-- What the task requires --
Wherever the string "faceshield" occurs in a line of these records, report that line.

-- Material shown --

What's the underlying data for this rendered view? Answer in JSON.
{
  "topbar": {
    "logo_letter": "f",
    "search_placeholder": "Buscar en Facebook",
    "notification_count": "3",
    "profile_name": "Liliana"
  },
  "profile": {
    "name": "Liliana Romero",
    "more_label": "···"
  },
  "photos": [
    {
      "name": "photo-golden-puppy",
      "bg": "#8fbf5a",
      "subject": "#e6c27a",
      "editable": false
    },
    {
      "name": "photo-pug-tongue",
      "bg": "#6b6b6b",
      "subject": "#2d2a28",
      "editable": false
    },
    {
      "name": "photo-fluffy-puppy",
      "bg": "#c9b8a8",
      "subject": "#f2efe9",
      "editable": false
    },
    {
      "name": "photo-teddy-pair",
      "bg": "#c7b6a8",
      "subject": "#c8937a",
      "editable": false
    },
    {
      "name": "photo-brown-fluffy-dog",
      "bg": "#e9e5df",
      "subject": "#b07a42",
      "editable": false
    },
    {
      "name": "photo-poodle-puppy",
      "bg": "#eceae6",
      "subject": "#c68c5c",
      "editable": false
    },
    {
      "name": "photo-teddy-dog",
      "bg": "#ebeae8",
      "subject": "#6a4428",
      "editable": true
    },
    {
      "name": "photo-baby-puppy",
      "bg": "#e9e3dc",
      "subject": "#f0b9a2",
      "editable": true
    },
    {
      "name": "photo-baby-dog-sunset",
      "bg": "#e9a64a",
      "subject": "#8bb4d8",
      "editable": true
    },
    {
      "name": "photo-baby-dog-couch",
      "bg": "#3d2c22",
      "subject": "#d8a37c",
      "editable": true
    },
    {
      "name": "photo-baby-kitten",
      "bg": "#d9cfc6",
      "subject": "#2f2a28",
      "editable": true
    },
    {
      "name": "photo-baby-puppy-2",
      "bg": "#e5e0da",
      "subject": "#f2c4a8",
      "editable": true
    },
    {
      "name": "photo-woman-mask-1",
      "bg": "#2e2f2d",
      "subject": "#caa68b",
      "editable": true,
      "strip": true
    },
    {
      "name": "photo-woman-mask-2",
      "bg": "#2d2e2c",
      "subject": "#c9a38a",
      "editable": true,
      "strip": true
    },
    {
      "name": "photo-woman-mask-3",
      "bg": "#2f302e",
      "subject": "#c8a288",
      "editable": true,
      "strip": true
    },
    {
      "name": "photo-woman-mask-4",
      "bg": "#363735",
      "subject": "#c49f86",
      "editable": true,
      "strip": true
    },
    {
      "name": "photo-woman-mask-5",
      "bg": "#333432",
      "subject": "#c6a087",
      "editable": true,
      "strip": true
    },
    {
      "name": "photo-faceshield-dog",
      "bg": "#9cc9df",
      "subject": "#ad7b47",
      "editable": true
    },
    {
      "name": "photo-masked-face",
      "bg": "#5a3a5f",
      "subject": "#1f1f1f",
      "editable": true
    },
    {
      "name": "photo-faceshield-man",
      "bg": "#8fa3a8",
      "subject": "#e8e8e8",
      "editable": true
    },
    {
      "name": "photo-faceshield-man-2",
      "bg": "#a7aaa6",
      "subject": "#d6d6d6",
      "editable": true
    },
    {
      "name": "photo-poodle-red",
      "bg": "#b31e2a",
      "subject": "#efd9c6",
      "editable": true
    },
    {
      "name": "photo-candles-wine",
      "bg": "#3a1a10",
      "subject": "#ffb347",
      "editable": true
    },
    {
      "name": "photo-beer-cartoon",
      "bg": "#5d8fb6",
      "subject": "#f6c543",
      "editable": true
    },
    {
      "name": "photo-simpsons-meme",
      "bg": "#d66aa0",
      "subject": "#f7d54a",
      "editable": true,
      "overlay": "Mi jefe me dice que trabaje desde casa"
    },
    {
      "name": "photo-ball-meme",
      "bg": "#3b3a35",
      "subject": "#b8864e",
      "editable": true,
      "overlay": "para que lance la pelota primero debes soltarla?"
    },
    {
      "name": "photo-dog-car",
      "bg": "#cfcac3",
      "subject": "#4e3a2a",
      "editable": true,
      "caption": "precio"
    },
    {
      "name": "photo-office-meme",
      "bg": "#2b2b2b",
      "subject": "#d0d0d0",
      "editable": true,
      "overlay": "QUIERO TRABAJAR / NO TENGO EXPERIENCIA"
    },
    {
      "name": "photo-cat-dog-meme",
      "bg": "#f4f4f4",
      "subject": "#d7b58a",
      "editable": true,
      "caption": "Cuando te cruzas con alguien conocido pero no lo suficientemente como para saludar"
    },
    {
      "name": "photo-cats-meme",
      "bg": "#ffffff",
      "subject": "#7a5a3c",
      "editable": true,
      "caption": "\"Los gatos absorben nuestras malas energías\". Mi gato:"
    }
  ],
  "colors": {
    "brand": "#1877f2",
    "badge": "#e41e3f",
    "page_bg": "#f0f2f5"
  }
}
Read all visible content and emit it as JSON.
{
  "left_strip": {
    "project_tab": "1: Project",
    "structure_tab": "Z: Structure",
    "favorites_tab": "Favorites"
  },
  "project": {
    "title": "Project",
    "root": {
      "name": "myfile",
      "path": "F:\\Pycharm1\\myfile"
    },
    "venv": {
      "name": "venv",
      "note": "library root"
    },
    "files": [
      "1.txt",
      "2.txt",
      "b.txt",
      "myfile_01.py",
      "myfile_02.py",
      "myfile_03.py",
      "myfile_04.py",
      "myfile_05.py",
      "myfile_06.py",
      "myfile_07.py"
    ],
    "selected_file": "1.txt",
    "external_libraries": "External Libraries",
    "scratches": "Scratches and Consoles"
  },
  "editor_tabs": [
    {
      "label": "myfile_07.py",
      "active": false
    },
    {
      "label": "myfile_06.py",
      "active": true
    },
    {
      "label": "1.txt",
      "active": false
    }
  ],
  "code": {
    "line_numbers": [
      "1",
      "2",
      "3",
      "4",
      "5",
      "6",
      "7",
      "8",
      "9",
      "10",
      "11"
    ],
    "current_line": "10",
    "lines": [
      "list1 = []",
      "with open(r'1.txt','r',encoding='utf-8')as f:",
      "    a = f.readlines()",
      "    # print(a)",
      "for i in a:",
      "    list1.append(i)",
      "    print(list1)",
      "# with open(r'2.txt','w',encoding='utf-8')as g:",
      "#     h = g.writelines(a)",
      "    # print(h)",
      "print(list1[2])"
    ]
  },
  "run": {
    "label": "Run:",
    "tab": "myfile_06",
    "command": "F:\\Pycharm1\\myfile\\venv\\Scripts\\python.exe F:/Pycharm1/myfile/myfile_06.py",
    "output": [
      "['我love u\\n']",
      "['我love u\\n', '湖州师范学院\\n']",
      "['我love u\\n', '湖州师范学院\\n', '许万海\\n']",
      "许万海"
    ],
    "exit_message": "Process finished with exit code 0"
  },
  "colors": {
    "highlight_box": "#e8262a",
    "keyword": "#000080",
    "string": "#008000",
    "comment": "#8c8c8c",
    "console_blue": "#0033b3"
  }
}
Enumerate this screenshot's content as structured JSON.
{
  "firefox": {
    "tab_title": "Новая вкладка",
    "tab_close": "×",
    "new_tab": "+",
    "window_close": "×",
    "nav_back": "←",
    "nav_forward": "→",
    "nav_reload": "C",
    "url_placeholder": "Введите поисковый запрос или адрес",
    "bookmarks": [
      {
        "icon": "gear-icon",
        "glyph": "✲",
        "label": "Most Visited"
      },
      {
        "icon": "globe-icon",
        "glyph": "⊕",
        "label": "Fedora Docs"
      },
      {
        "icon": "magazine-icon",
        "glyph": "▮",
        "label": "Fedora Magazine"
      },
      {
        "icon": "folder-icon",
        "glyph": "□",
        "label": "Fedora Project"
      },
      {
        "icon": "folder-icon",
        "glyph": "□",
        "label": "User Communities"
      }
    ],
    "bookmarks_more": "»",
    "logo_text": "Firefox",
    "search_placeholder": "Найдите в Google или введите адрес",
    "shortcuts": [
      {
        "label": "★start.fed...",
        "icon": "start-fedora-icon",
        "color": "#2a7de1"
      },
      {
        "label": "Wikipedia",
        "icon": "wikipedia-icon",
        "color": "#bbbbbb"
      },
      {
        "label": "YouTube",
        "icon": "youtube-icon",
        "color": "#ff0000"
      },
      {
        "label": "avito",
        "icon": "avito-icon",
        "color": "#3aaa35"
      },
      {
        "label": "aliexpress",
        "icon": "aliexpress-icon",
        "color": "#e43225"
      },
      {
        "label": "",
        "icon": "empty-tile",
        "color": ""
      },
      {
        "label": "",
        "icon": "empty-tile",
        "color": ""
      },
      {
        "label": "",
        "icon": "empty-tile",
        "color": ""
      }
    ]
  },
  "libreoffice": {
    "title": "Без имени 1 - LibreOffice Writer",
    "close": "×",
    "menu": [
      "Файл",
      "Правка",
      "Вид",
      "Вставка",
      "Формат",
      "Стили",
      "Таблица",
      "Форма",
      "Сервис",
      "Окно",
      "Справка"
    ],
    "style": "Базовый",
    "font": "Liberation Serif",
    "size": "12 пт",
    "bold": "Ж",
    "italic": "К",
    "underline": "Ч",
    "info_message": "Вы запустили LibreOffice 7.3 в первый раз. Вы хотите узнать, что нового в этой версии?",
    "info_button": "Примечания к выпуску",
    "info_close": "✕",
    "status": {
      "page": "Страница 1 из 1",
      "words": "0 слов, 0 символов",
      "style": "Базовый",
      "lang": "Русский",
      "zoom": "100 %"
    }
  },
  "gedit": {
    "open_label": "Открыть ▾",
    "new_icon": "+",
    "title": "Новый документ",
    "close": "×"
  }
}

-- Exercise output --
      "name": "photo-faceshield-dog",
      "name": "photo-faceshield-man",
      "name": "photo-faceshield-man-2",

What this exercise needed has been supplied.